Invest Globally, Think Contrarily
Panic sales in emerging markets will often create bargains, like the four shared here by Benj Gallander, who explains the other benefits and limitations of contrarian global investing.
Benj, tell us within your contrarian strategy how an individual investor might go about investing globally.
Well, what I do is look at countries that are often having difficulties.
A perfect example is back in the mid-1990s. I was buying into a lot of the Asian countries that were having problems. It’s key to look at a region like that, because often what happens is stock market in certain countries get decimated, and when that happens it generally leads to certain bargains.
What I do try to avoid, though, is going into countries where I know there’s a lot of corruption. If there is a lot of corruption, then you know any returns you have will most often be trimmed back, because the other people have to get what they consider to be their fair share.

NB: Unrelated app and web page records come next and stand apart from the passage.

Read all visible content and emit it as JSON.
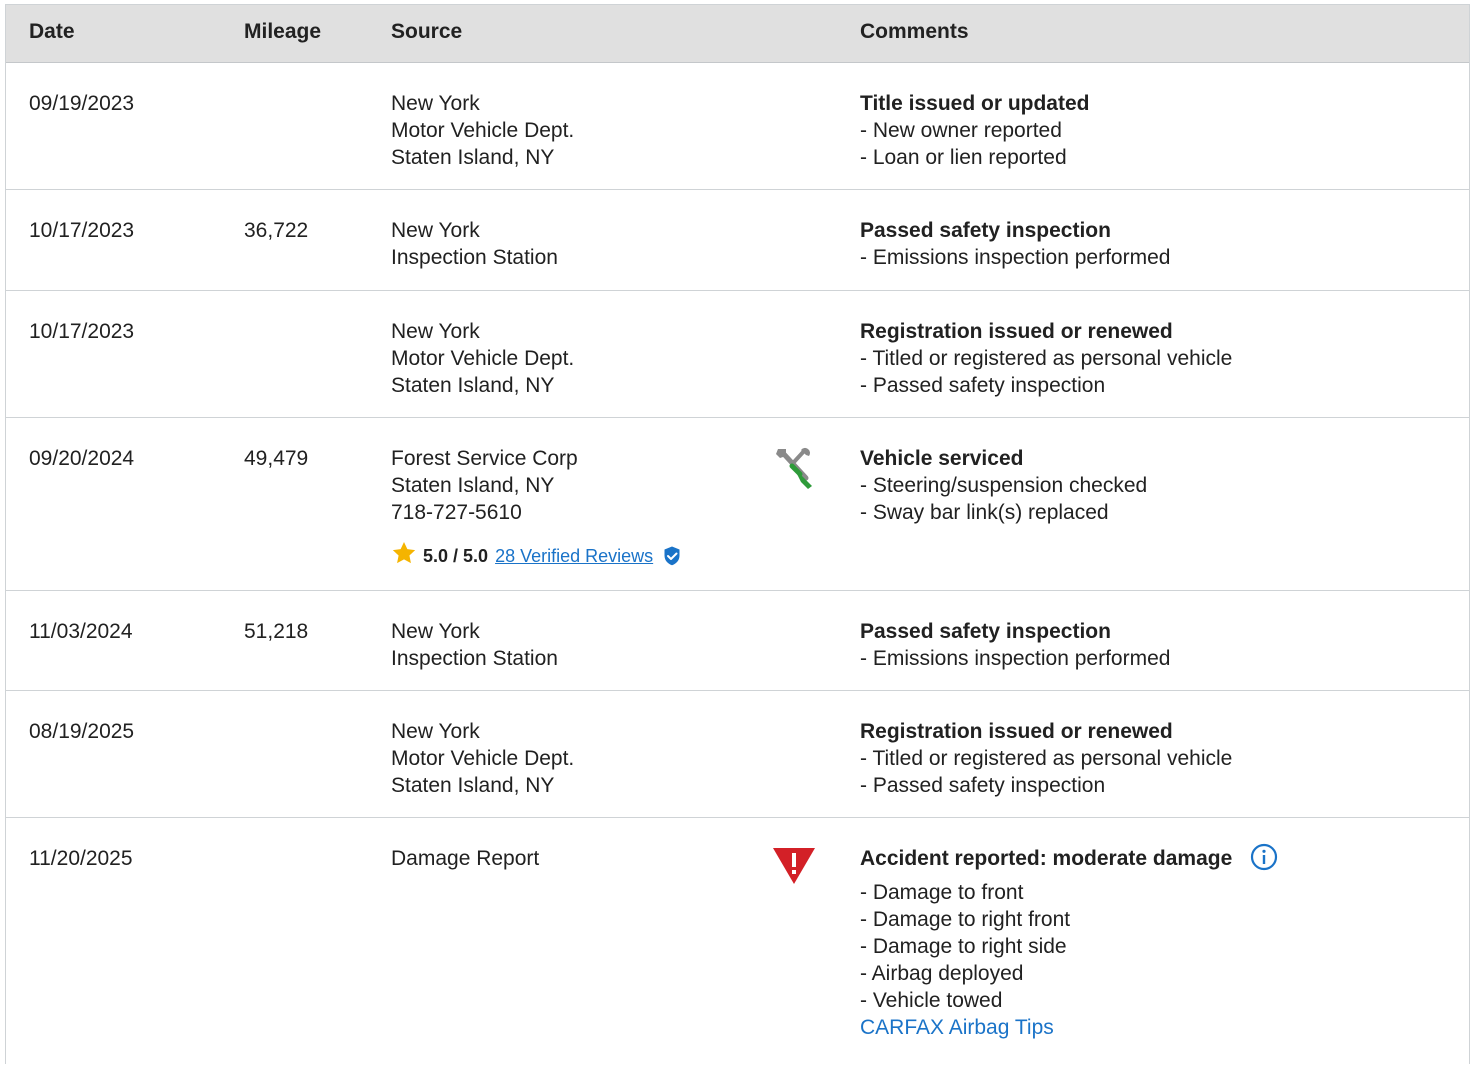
{
  "headers": {
    "date": "Date",
    "mileage": "Mileage",
    "source": "Source",
    "comments": "Comments"
  },
  "rows": [
    {
      "date": "09/19/2023",
      "mileage": "",
      "source": [
        "New York",
        "Motor Vehicle Dept.",
        "Staten Island, NY"
      ],
      "title": "Title issued or updated",
      "items": [
        "- New owner reported",
        "- Loan or lien reported"
      ]
    },
    {
      "date": "10/17/2023",
      "mileage": "36,722",
      "source": [
        "New York",
        "Inspection Station"
      ],
      "title": "Passed safety inspection",
      "items": [
        "- Emissions inspection performed"
      ]
    },
    {
      "date": "10/17/2023",
      "mileage": "",
      "source": [
        "New York",
        "Motor Vehicle Dept.",
        "Staten Island, NY"
      ],
      "title": "Registration issued or renewed",
      "items": [
        "- Titled or registered as personal vehicle",
        "- Passed safety inspection"
      ]
    },
    {
      "date": "09/20/2024",
      "mileage": "49,479",
      "source": [
        "Forest Service Corp",
        "Staten Island, NY",
        "718-727-5610"
      ],
      "rating": {
        "score": "5.0 / 5.0",
        "reviews_link": "28 Verified Reviews"
      },
      "icon": "wrench-screwdriver-icon",
      "title": "Vehicle serviced",
      "items": [
        "- Steering/suspension checked",
        "- Sway bar link(s) replaced"
      ]
    },
    {
      "date": "11/03/2024",
      "mileage": "51,218",
      "source": [
        "New York",
        "Inspection Station"
      ],
      "title": "Passed safety inspection",
      "items": [
        "- Emissions inspection performed"
      ]
    },
    {
      "date": "08/19/2025",
      "mileage": "",
      "source": [
        "New York",
        "Motor Vehicle Dept.",
        "Staten Island, NY"
      ],
      "title": "Registration issued or renewed",
      "items": [
        "- Titled or registered as personal vehicle",
        "- Passed safety inspection"
      ]
    },
    {
      "date": "11/20/2025",
      "mileage": "",
      "source": [
        "Damage Report"
      ],
      "icon": "damage-warning-icon",
      "title": "Accident reported: moderate damage",
      "items": [
        "- Damage to front",
        "- Damage to right front",
        "- Damage to right side",
        "- Airbag deployed",
        "- Vehicle towed"
      ],
      "link": "CARFAX Airbag Tips"
    }
  ],
  "colors": {
    "header_bg": "#e0e0e0",
    "link": "#1a73c8",
    "warning": "#d32027",
    "tool_green": "#2e9b3a",
    "star": "#f5b400"
  }
}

So what’s a good way, then, for investors to begin researching the markets that might be right for them?
Well, what you can do is look at the annual returns for different countries. A number of years ago, almost every country in the world was way up in value, and then in 2008 they got absolutely killed, so that’s a point where things are of incredible interest.

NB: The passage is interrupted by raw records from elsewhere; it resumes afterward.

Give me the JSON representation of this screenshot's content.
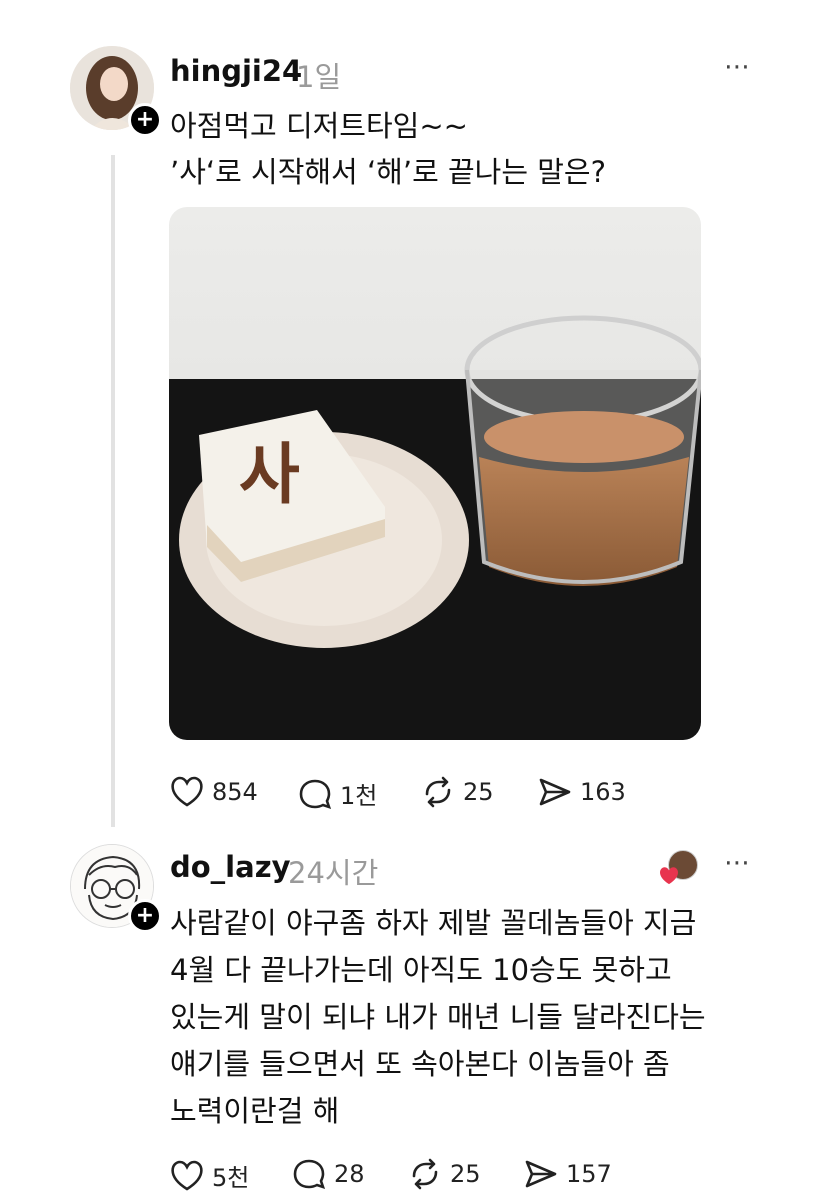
{
  "post": {
    "username": "hingji24",
    "time": "1일",
    "more_icon": "⋯",
    "lines": [
      "아점먹고 디저트타임~~",
      "’사‘로 시작해서 ‘해’로 끝나는 말은?"
    ],
    "cake_char": "사",
    "stats": {
      "likes": "854",
      "comments": "1천",
      "reposts": "25",
      "shares": "163"
    }
  },
  "reply": {
    "username": "do_lazy",
    "time": "24시간",
    "more_icon": "⋯",
    "lines": [
      "사람같이 야구좀 하자 제발 꼴데놈들아 지금",
      "4월 다 끝나가는데 아직도 10승도 못하고",
      "있는게 말이 되냐 내가 매년 니들 달라진다는",
      "얘기를 들으면서 또 속아본다 이놈들아 좀",
      "노력이란걸 해"
    ],
    "stats": {
      "likes": "5천",
      "comments": "28",
      "reposts": "25",
      "shares": "157"
    }
  },
  "colors": {
    "like_heart": "#e8344e",
    "thread_line": "#e2e2e2",
    "muted": "#9a9a9a"
  }
}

A number of months ago, I got very interested in China. Part of it was because of what happened just recently with Sino-Forest (Toronto: TRE). When Sino-Forest had all their difficulties, a lot of Chinese companies got painted with the same brush.

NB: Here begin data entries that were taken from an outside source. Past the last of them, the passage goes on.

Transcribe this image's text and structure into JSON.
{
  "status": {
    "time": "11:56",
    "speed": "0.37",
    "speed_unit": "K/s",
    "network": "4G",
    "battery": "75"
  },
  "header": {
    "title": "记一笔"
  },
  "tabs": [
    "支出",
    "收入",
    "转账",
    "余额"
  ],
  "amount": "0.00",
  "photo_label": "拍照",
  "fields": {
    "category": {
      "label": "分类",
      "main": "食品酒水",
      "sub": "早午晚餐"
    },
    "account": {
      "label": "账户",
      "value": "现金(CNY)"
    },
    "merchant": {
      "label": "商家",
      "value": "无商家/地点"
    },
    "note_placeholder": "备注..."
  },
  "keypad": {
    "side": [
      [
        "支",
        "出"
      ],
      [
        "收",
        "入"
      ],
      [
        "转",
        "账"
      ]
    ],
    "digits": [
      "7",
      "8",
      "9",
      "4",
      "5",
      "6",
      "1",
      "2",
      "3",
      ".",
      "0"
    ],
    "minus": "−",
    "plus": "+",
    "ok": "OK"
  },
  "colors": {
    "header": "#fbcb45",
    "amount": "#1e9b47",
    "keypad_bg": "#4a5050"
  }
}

What I did was look at companies like China Security and Surveillance (CSR). It was trading at around $4.50 and they had a $6.50 offer on the table.